#### WHAT YOU HAVE TO DO
Retype all entries exactly, skipping pictures.
[STORED DATA — start]
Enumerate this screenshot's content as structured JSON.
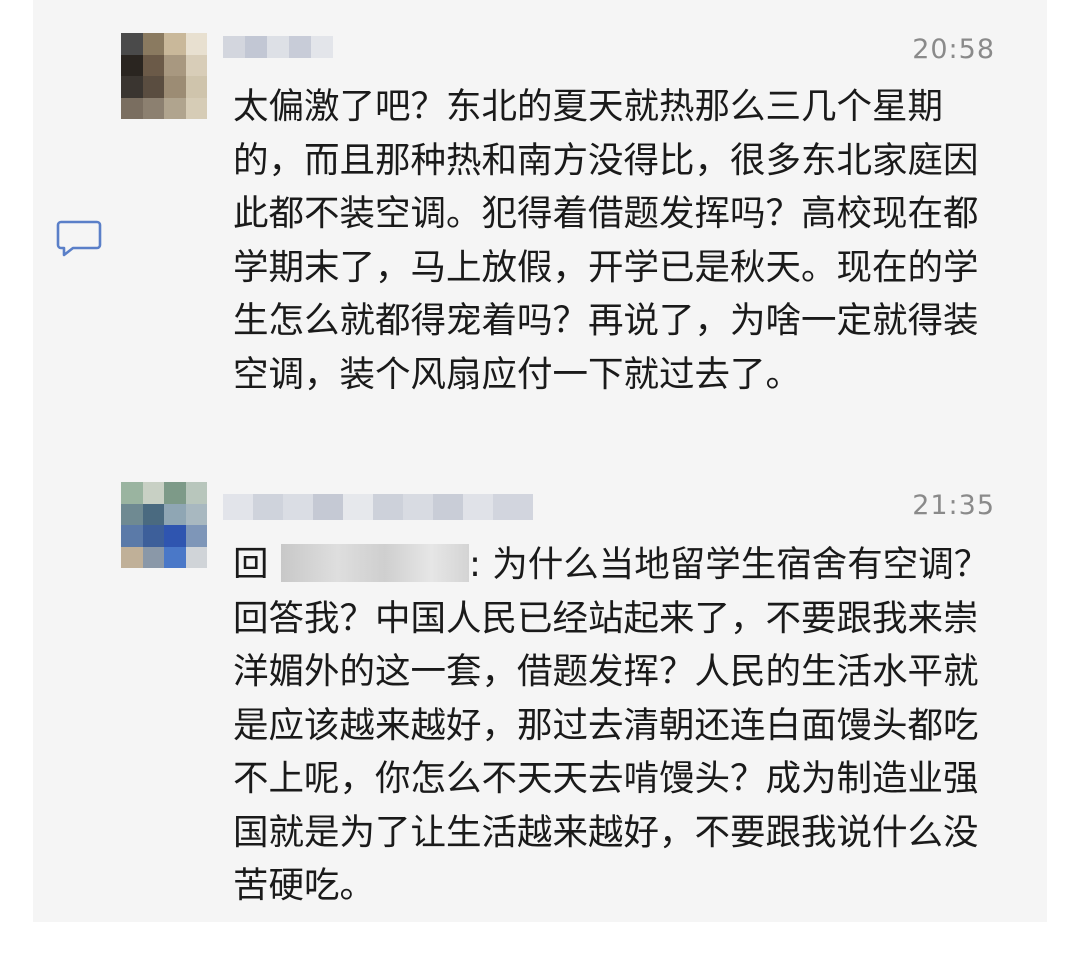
{
  "comments": [
    {
      "time": "20:58",
      "text": "太偏激了吧？东北的夏天就热那么三几个星期的，而且那种热和南方没得比，很多东北家庭因此都不装空调。犯得着借题发挥吗？高校现在都学期末了，马上放假，开学已是秋天。现在的学生怎么就都得宠着吗？再说了，为啥一定就得装空调，装个风扇应付一下就过去了。",
      "avatar_colors": [
        "#4a4a4a",
        "#8a7a60",
        "#c9b89a",
        "#e8e0d0",
        "#2a2520",
        "#6b5a48",
        "#a89880",
        "#d8cdb8",
        "#3a3530",
        "#5a4d40",
        "#9c8c74",
        "#cfc4ac",
        "#7a6e60",
        "#8c8070",
        "#b0a48e",
        "#d6ccb6"
      ]
    },
    {
      "time": "21:35",
      "reply_prefix": "回复",
      "text": ": 为什么当地留学生宿舍有空调？回答我？中国人民已经站起来了，不要跟我来崇洋媚外的这一套，借题发挥？人民的生活水平就是应该越来越好，那过去清朝还连白面馒头都吃不上呢，你怎么不天天去啃馒头？成为制造业强国就是为了让生活越来越好，不要跟我说什么没苦硬吃。",
      "avatar_colors": [
        "#9ab4a0",
        "#c8d0c4",
        "#7d9a88",
        "#b8c6bc",
        "#6f8a92",
        "#4a6a80",
        "#8fa6b4",
        "#a8b8c0",
        "#5b7aa8",
        "#3d5f9a",
        "#2f55b0",
        "#7e96b8",
        "#c0b098",
        "#8a98a8",
        "#4a78c8",
        "#d0d4d8"
      ]
    }
  ],
  "icons": {
    "reply": "comment-bubble-icon"
  }
}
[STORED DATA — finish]
#### THE ANSWER
Enumerate this screenshot's content as structured JSON.
{
  "comments": [
    {
      "time": "20:58",
      "text": "太偏激了吧？东北的夏天就热那么三几个星期的，而且那种热和南方没得比，很多东北家庭因此都不装空调。犯得着借题发挥吗？高校现在都学期末了，马上放假，开学已是秋天。现在的学生怎么就都得宠着吗？再说了，为啥一定就得装空调，装个风扇应付一下就过去了。",
      "avatar_colors": [
        "#4a4a4a",
        "#8a7a60",
        "#c9b89a",
        "#e8e0d0",
        "#2a2520",
        "#6b5a48",
        "#a89880",
        "#d8cdb8",
        "#3a3530",
        "#5a4d40",
        "#9c8c74",
        "#cfc4ac",
        "#7a6e60",
        "#8c8070",
        "#b0a48e",
        "#d6ccb6"
      ]
    },
    {
      "time": "21:35",
      "reply_prefix": "回复",
      "text": ": 为什么当地留学生宿舍有空调？回答我？中国人民已经站起来了，不要跟我来崇洋媚外的这一套，借题发挥？人民的生活水平就是应该越来越好，那过去清朝还连白面馒头都吃不上呢，你怎么不天天去啃馒头？成为制造业强国就是为了让生活越来越好，不要跟我说什么没苦硬吃。",
      "avatar_colors": [
        "#9ab4a0",
        "#c8d0c4",
        "#7d9a88",
        "#b8c6bc",
        "#6f8a92",
        "#4a6a80",
        "#8fa6b4",
        "#a8b8c0",
        "#5b7aa8",
        "#3d5f9a",
        "#2f55b0",
        "#7e96b8",
        "#c0b098",
        "#8a98a8",
        "#4a78c8",
        "#d0d4d8"
      ]
    }
  ],
  "icons": {
    "reply": "comment-bubble-icon"
  }
}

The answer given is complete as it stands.